TASK DETAILS = Line by line, copy the entries exactly, excluding the pictures.
DATA SECTION below:
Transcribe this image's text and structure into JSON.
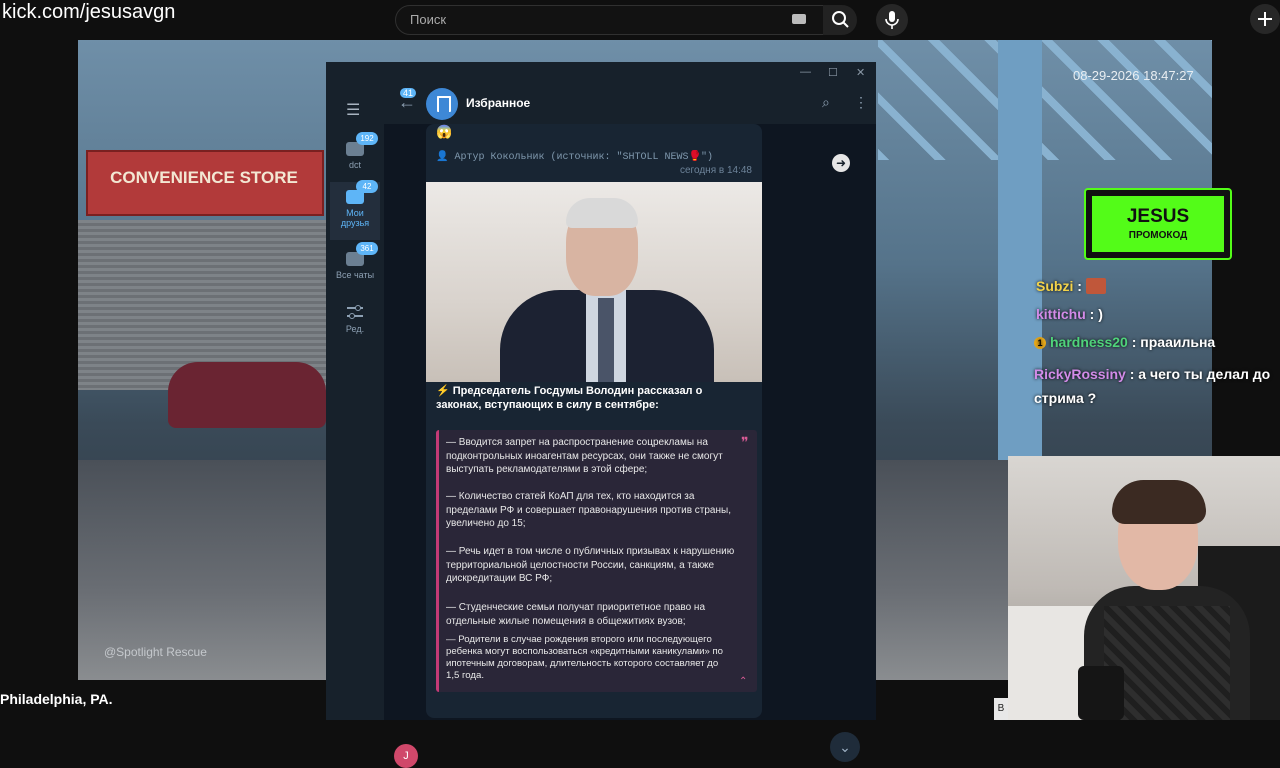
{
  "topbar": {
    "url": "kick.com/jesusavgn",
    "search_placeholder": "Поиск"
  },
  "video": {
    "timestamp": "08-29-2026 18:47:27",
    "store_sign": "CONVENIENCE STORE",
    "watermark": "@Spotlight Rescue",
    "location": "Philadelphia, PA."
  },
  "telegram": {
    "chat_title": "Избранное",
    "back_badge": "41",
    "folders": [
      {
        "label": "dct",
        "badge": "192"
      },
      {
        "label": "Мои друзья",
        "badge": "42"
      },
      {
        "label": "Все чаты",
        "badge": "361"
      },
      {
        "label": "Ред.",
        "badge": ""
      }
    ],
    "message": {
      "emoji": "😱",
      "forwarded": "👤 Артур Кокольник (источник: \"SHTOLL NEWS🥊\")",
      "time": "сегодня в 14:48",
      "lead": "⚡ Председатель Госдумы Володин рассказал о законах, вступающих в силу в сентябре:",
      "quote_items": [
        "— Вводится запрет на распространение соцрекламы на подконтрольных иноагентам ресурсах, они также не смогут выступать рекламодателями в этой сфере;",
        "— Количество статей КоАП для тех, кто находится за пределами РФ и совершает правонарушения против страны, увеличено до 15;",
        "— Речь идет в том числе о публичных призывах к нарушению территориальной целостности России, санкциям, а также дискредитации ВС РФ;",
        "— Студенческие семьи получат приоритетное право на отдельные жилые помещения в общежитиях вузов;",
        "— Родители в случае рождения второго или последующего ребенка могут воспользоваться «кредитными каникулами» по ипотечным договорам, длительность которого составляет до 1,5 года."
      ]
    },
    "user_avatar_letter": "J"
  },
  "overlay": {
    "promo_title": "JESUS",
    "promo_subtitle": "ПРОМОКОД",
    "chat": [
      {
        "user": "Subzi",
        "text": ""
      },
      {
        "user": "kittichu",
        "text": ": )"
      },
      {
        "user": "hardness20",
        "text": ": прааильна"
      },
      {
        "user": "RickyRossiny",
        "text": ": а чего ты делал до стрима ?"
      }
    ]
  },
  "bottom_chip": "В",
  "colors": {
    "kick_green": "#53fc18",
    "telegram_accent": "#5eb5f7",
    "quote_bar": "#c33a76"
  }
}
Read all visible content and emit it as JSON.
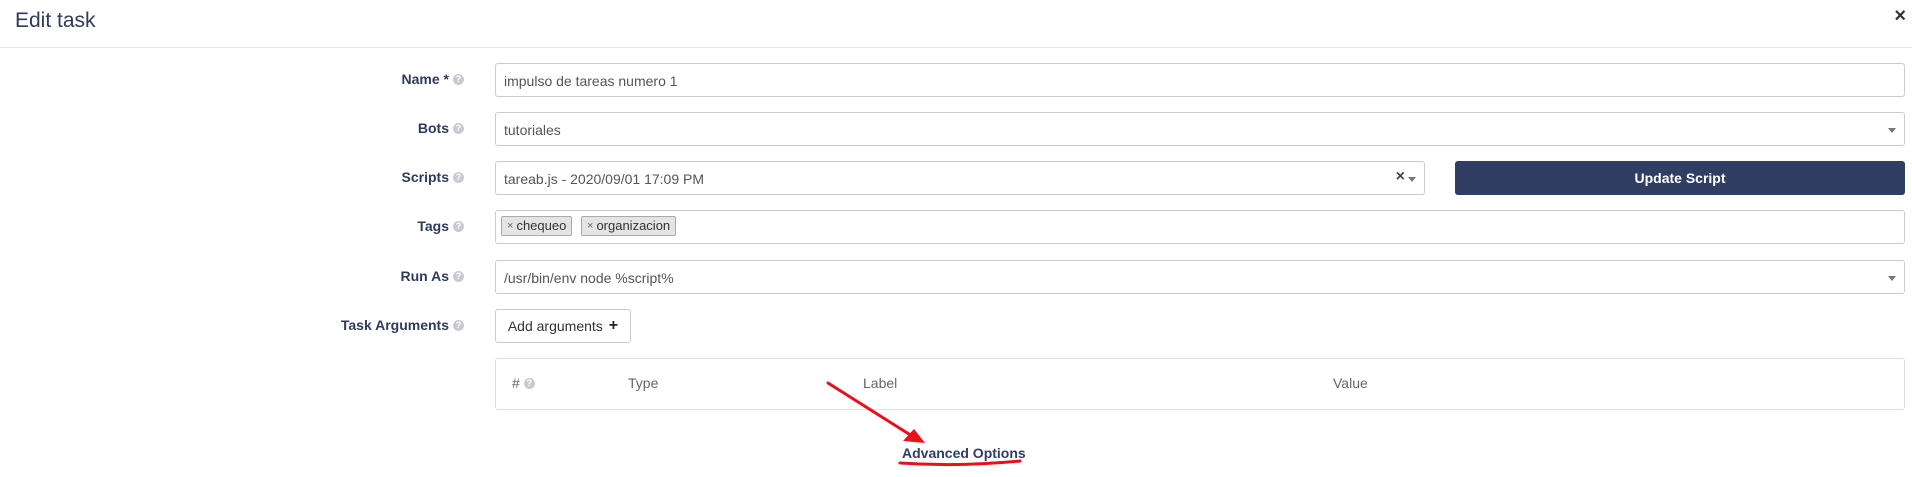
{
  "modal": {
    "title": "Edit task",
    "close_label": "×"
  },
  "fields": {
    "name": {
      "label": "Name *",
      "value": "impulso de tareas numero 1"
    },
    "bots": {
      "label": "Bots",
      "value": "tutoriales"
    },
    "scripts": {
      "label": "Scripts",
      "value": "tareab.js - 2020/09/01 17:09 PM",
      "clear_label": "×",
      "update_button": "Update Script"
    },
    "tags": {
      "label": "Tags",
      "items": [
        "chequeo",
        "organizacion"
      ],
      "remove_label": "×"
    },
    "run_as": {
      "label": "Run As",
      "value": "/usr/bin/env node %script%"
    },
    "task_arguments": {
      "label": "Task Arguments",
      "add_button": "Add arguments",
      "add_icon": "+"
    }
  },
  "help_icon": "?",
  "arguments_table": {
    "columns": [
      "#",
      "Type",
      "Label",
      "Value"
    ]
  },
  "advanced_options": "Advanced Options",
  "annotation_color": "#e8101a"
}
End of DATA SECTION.
EXERCISE OUTPUT =
Transcribe this image's text and structure into JSON.
{
  "topbar": {
    "url": "kick.com/jesusavgn",
    "search_placeholder": "Поиск"
  },
  "video": {
    "timestamp": "08-29-2026 18:47:27",
    "store_sign": "CONVENIENCE STORE",
    "watermark": "@Spotlight Rescue",
    "location": "Philadelphia, PA."
  },
  "telegram": {
    "chat_title": "Избранное",
    "back_badge": "41",
    "folders": [
      {
        "label": "dct",
        "badge": "192"
      },
      {
        "label": "Мои друзья",
        "badge": "42"
      },
      {
        "label": "Все чаты",
        "badge": "361"
      },
      {
        "label": "Ред.",
        "badge": ""
      }
    ],
    "message": {
      "emoji": "😱",
      "forwarded": "👤 Артур Кокольник (источник: \"SHTOLL NEWS🥊\")",
      "time": "сегодня в 14:48",
      "lead": "⚡ Председатель Госдумы Володин рассказал о законах, вступающих в силу в сентябре:",
      "quote_items": [
        "— Вводится запрет на распространение соцрекламы на подконтрольных иноагентам ресурсах, они также не смогут выступать рекламодателями в этой сфере;",
        "— Количество статей КоАП для тех, кто находится за пределами РФ и совершает правонарушения против страны, увеличено до 15;",
        "— Речь идет в том числе о публичных призывах к нарушению территориальной целостности России, санкциям, а также дискредитации ВС РФ;",
        "— Студенческие семьи получат приоритетное право на отдельные жилые помещения в общежитиях вузов;",
        "— Родители в случае рождения второго или последующего ребенка могут воспользоваться «кредитными каникулами» по ипотечным договорам, длительность которого составляет до 1,5 года."
      ]
    },
    "user_avatar_letter": "J"
  },
  "overlay": {
    "promo_title": "JESUS",
    "promo_subtitle": "ПРОМОКОД",
    "chat": [
      {
        "user": "Subzi",
        "text": ""
      },
      {
        "user": "kittichu",
        "text": ": )"
      },
      {
        "user": "hardness20",
        "text": ": прааильна"
      },
      {
        "user": "RickyRossiny",
        "text": ": а чего ты делал до стрима ?"
      }
    ]
  },
  "bottom_chip": "В",
  "colors": {
    "kick_green": "#53fc18",
    "telegram_accent": "#5eb5f7",
    "quote_bar": "#c33a76"
  }
}
Read all visible content and emit it as JSON.
{
  "modal": {
    "title": "Edit task",
    "close_label": "×"
  },
  "fields": {
    "name": {
      "label": "Name *",
      "value": "impulso de tareas numero 1"
    },
    "bots": {
      "label": "Bots",
      "value": "tutoriales"
    },
    "scripts": {
      "label": "Scripts",
      "value": "tareab.js - 2020/09/01 17:09 PM",
      "clear_label": "×",
      "update_button": "Update Script"
    },
    "tags": {
      "label": "Tags",
      "items": [
        "chequeo",
        "organizacion"
      ],
      "remove_label": "×"
    },
    "run_as": {
      "label": "Run As",
      "value": "/usr/bin/env node %script%"
    },
    "task_arguments": {
      "label": "Task Arguments",
      "add_button": "Add arguments",
      "add_icon": "+"
    }
  },
  "help_icon": "?",
  "arguments_table": {
    "columns": [
      "#",
      "Type",
      "Label",
      "Value"
    ]
  },
  "advanced_options": "Advanced Options",
  "annotation_color": "#e8101a"
}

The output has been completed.